13 Common words you may well be Obtaining incorrect When You content Her

Have you ever heard some one state “expresso” when they meant “espresso”? Or “old-timer’s illness” if they designed “Alzheimer’s condition”?

There is certainly actually a name for mispronounced terms such as these. Those of you which see Trailer Park Boys may know them as “Rickyisms” however they’re actually known as “eggcorns” (known as by a researcher exactly who as soon as heard someone mispronounce the phrase “acorn” as “eggcorn”). It defines the substitution of words in a phrase for words that sound comparable and could seem rational inside the context of the expression.

Although we will nevertheless know what you suggest when you mispronounce a phrase along these lines, it might cause them to generate presumptions about your intelligence. Utilizing a phrase incorrectly is kind of like hiking into a-room with meals on the face. It is possible not one person will tell you which you appear ridiculous, but every person will discover it.

Clearly, this isn’t the sort of blunder you need to make when texting a female or whenever speaking with her personally. When it comes to basic impressions, no matter whether you are in fact well-educated and intelligent, in the event that you walk into the room with “food on your own face,” that’s what she’s going to see.

Browse these 13 frequently puzzled expressions to make sure you’re not spoiling the messages and discussions with unpleasant eggcorns.

1. WRONG: for all intense reasons
CORRECT: for all intents and functions

This expression comes from very early appropriate talk. The original term as used in English law circa 1500s is “to all the intents, buildings and purposes.”

2. WRONG: pre-Madonna
APPROPRIATE: prima donna

Although some may believe the Material Girl is a good exemplory instance of a prima donna, this lady has nothing at all to do with this phrase. Its an Italian phrase that refers to the female lead-in an opera or play and it is familiar with make reference to an individual who thinks by themselves more critical than the others.

3. WRONG: nip it for the butt
RIGHT: nip it for the bud

Absolutely a great way to remember this one: picture a rose beginning to sprout. You are nipping (grabbing or squeezing) the bud earlier has to be able to grow.

4. INCORRECT: on crash
APPROPRIATE: accidentally

You can do some thing “on purpose”, nevertheless cannot take action “on accident”. Just one of the many conditions associated with the English vocabulary.

5. WRONG: sculpture of limitations
CORRECT: statute of limitations

There’s no sculpture outside court residences known as “Statue of Limitations.” “Statute” merely another phrase for “law”.

6. INCORRECT: Old-timer’s illness
RIGHT: Alzheimer’s disease condition

It is a prime exemplory case of an eggcorn given that it seems to generate so much sense!
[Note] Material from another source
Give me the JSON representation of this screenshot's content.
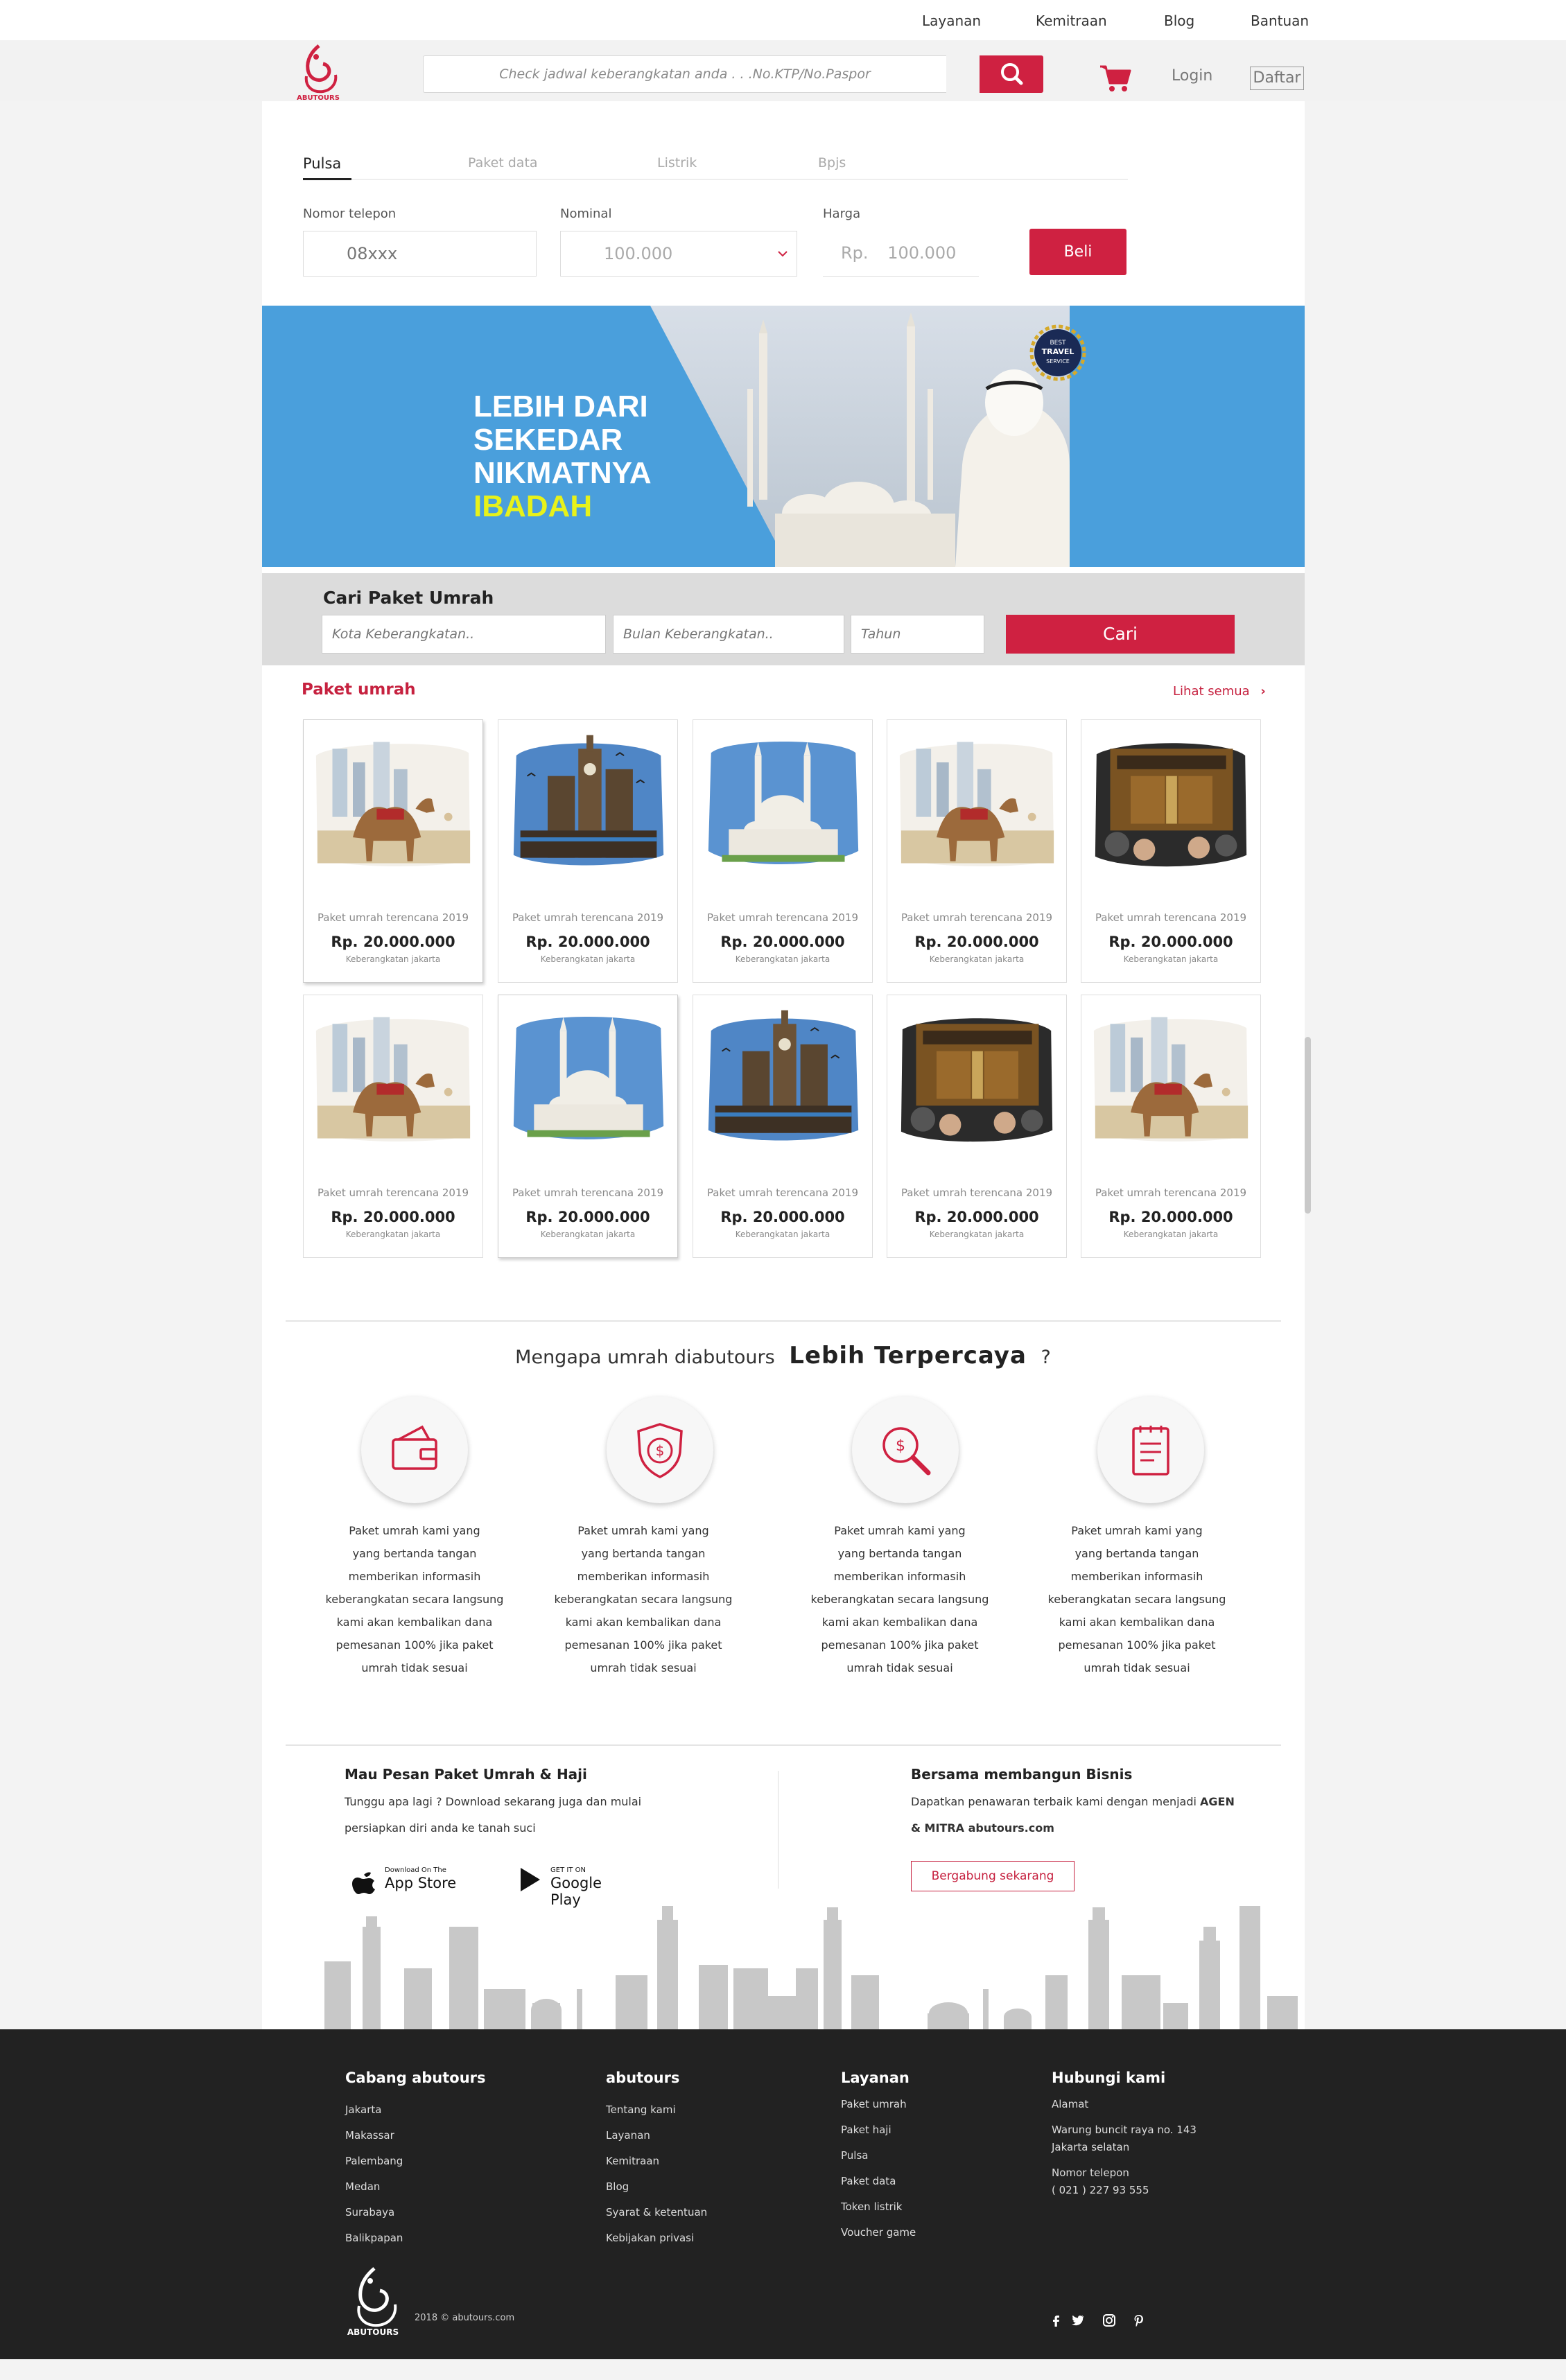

But is actually a mispronunciation of “Alzheimer’s”.

7. INCORRECT: expresso
RIGHT: espresso

This one is pretty terrible. I even viewed this blunder imprinted on symptoms in cafes. It does not matter how quickly your own barista makes your own coffee, it isn’t really an “expresso”.

8. WRONG: sneak peak
RIGHT: sneak look

This really is one which will developed in written communication, but always’re creating to her about getting a sneaky glimpse of some thing in place of a key mountain-top that imposes itself on men and women all of a sudden.

9. WRONG: deep-seeded
CORRECT: deep-seated

This will be a different one that looks thus reasonable, but just actually right.

10. INCORRECT: piece of mind
CORRECT: satisfaction

Until you anticipate gifting her an authentic amount of brain to ease her worries, be sure to compose “peace” of brain,

11. AWRY: wet urge for food
RIGHT: whet urge for food

“Whet” ways to promote or awaken, hence their utilization in “whet your appetite.” But simply to complicate things, you are doing “wet” your whistle.

12. WRONG: peaked my personal interest
APPROPRIATE: piqued my interest

“Pique” is another stimulation phrase, such as interest or curiousity. Again, mountain-tops don’t have any set in this expression.

13. INCORRECT: baited air
RIGHT: bated breath

“Bated’ is an adjective it means “in anticipation”. The term is not used much nowadays, thus the typical mis-use of “baited” within this expression.